OU chapter of NCCHS hosted Taiwan Week to promote cultural awareness


Anna Drumm

OU’s NCCHS hosted a Taiwan Week for the fourth time on campus.

Rachel Yim, Science & Technology Reporter

The Oakland University chapter of the National Collegiate Chinese Honor Society (NCCHS) marks the first of its kind in Michigan.

Founded by OU associate professor of Chinese Hsiang-Hua Chang in 2016, the OU chapter of the NCCHS recognizes the outstanding academic achievement of college students in learning Chinese as a second language, encourages their continued learning of Chinese and promotes Chinese language, literature and culture in the U.S.

To increase the visibility of Taiwan, which is a key player in the world, but is often being neglected or misunderstood due to political reasons, OU’s NCCHS hosted a Taiwan Week for the fourth time on campus.

Taiwan is about 1/6th the size of Michigan, which is about the size of Maryland. This small country, however, according to data presented by an article from worldstopexport.com, ranked #10 trading partner of the U.S. and #21 largest economy in the world.

Chang has been the only full-time Chinese faculty at OU for nine years. During her time at OU, she has always looked for a variety of opportunities to grow her students and the Chinese program at OU.

“When I learned about the creation of this new national honor society, I immediately wanted to be part of it,” Chang said. “Founding and advising this club undoubtedly requires lots of my time and it’s truly not part of my job requirement to do it.  But I deeply care about my students and I believe “only when I give my best, my students will do their best.
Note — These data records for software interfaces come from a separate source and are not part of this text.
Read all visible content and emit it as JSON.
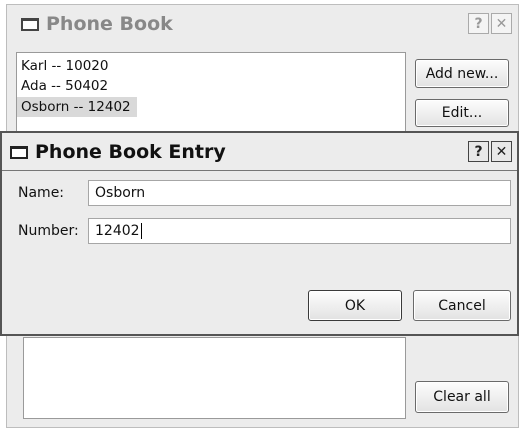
{
  "phonebook": {
    "title": "Phone Book",
    "help_label": "?",
    "close_label": "✕",
    "entries": [
      "Karl -- 10020",
      "Ada -- 50402",
      "Osborn -- 12402"
    ],
    "selected_index": 2,
    "add_new_label": "Add new...",
    "edit_label": "Edit...",
    "clear_all_label": "Clear all"
  },
  "dialog": {
    "title": "Phone Book Entry",
    "help_label": "?",
    "close_label": "✕",
    "name_label": "Name:",
    "name_value": "Osborn",
    "number_label": "Number:",
    "number_value": "12402",
    "ok_label": "OK",
    "cancel_label": "Cancel"
  },
  "colors": {
    "window_bg": "#ececec",
    "inactive_title": "#8a8a8a",
    "active_title": "#111111"
  }
}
Therefore, I want to bring in more opportunities to my students.”

The documentary “Sing It!” that was presented on Thursday, Oct. 14, shows an “inspiring and spirited journey of a group of aboriginal kids who found their confidence through singing,” according to the synopsis.

Another feature film, “Listen Before You Sing,” presented on Oct. 21 was special to OU as it was publicly screened at OU for the very first time in the U.S. It’s a new 2021 film that is based on the true story told in the “Sing it!” documentary. This film presented a story about a PE teacher guiding his students from an elementary school facing a crisis of being abolished due to population migration through a singing contest.

As one of the top three trading partners of the U.S., China has had a great influence in the U.S. and its citizens in many ways. In fact, the U.S. Department of State has defined Chinese as one of the most critical languages. Therefore, learning Chinese could be a huge advantage for anyone.

“I believe that Chinese language skills will help prepare OU graduates for successful and globally-minded careers,” Chang said. “I strongly encourage those who are interested in learning Chinese to take a regular Chinese course. Many of my students can tell you that learning Chinese is challenging but not as hard as they expected. As a Chinese teacher myself, my number 1 goal is to help my students learn Chinese effectively and to make the learning process enjoyable and rewarding.”

The recent Asian hate crimes where Asians were negatively impacted in different ways, proves that there still needs more awareness and embracement of Asian culture, beliefs and traditions in the U.S. One of the ways to better understand their culture could be learning their language.

“I always encourage my students to get involved and be open-minded,” she said. “[And] I hope to see more Asian representation in our Diversity, Equity and Inclusion events and initiatives, and more Asian winners of DEI awards.”

NCCHS at OU is planning on hosting an online “Chinese and English Corner” that will be open to all OU students and National Dong Hwa University in Taiwan where students from each country are paired up to connect with someone in the target culture (Chinese or English in this case) that they hope to learn.

For more information, visit GrizzOrgs or contact Chang at [email protected].